Task — All entries must be returned precisely as they appear.

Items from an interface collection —
[Start of Attachment]
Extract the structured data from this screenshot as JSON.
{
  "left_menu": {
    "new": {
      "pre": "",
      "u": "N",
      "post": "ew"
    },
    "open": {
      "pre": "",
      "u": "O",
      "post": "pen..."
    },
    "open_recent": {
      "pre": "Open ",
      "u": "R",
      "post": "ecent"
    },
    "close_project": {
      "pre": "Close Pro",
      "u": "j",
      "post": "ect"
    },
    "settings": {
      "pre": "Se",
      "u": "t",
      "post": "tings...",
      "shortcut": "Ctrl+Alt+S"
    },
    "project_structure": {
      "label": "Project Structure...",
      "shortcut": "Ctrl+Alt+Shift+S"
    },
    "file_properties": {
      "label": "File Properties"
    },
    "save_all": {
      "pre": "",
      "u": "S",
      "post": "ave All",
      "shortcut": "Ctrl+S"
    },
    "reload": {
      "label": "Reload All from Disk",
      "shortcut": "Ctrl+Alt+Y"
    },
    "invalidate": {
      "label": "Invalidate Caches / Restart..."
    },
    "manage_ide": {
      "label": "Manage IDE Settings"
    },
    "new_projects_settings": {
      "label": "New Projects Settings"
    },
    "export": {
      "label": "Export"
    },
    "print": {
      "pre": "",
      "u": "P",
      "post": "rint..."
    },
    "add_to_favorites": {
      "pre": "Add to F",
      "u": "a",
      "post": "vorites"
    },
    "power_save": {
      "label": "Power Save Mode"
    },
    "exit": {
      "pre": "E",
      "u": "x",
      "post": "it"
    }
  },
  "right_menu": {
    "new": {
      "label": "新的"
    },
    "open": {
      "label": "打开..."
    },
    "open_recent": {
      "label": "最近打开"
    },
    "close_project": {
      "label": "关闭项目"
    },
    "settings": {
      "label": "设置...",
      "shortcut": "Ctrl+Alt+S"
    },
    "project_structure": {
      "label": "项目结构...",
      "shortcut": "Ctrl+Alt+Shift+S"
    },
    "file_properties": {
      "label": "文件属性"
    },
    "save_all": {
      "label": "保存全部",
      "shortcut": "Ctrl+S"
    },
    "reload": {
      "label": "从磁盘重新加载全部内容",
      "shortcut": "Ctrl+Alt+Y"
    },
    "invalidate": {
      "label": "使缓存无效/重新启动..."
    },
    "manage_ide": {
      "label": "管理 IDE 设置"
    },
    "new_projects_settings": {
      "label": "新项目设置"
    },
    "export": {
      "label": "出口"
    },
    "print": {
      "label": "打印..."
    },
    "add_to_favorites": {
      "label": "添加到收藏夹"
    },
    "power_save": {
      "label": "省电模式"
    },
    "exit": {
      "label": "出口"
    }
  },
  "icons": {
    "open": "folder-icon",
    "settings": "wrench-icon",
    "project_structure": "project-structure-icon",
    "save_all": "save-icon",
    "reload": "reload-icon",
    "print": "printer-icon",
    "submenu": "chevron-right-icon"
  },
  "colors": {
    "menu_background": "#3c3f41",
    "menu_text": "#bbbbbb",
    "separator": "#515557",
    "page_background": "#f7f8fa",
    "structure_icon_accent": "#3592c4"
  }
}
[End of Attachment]
Your response —
Extract the structured data from this screenshot as JSON.
{
  "left_menu": {
    "new": {
      "pre": "",
      "u": "N",
      "post": "ew"
    },
    "open": {
      "pre": "",
      "u": "O",
      "post": "pen..."
    },
    "open_recent": {
      "pre": "Open ",
      "u": "R",
      "post": "ecent"
    },
    "close_project": {
      "pre": "Close Pro",
      "u": "j",
      "post": "ect"
    },
    "settings": {
      "pre": "Se",
      "u": "t",
      "post": "tings...",
      "shortcut": "Ctrl+Alt+S"
    },
    "project_structure": {
      "label": "Project Structure...",
      "shortcut": "Ctrl+Alt+Shift+S"
    },
    "file_properties": {
      "label": "File Properties"
    },
    "save_all": {
      "pre": "",
      "u": "S",
      "post": "ave All",
      "shortcut": "Ctrl+S"
    },
    "reload": {
      "label": "Reload All from Disk",
      "shortcut": "Ctrl+Alt+Y"
    },
    "invalidate": {
      "label": "Invalidate Caches / Restart..."
    },
    "manage_ide": {
      "label": "Manage IDE Settings"
    },
    "new_projects_settings": {
      "label": "New Projects Settings"
    },
    "export": {
      "label": "Export"
    },
    "print": {
      "pre": "",
      "u": "P",
      "post": "rint..."
    },
    "add_to_favorites": {
      "pre": "Add to F",
      "u": "a",
      "post": "vorites"
    },
    "power_save": {
      "label": "Power Save Mode"
    },
    "exit": {
      "pre": "E",
      "u": "x",
      "post": "it"
    }
  },
  "right_menu": {
    "new": {
      "label": "新的"
    },
    "open": {
      "label": "打开..."
    },
    "open_recent": {
      "label": "最近打开"
    },
    "close_project": {
      "label": "关闭项目"
    },
    "settings": {
      "label": "设置...",
      "shortcut": "Ctrl+Alt+S"
    },
    "project_structure": {
      "label": "项目结构...",
      "shortcut": "Ctrl+Alt+Shift+S"
    },
    "file_properties": {
      "label": "文件属性"
    },
    "save_all": {
      "label": "保存全部",
      "shortcut": "Ctrl+S"
    },
    "reload": {
      "label": "从磁盘重新加载全部内容",
      "shortcut": "Ctrl+Alt+Y"
    },
    "invalidate": {
      "label": "使缓存无效/重新启动..."
    },
    "manage_ide": {
      "label": "管理 IDE 设置"
    },
    "new_projects_settings": {
      "label": "新项目设置"
    },
    "export": {
      "label": "出口"
    },
    "print": {
      "label": "打印..."
    },
    "add_to_favorites": {
      "label": "添加到收藏夹"
    },
    "power_save": {
      "label": "省电模式"
    },
    "exit": {
      "label": "出口"
    }
  },
  "icons": {
    "open": "folder-icon",
    "settings": "wrench-icon",
    "project_structure": "project-structure-icon",
    "save_all": "save-icon",
    "reload": "reload-icon",
    "print": "printer-icon",
    "submenu": "chevron-right-icon"
  },
  "colors": {
    "menu_background": "#3c3f41",
    "menu_text": "#bbbbbb",
    "separator": "#515557",
    "page_background": "#f7f8fa",
    "structure_icon_accent": "#3592c4"
  }
}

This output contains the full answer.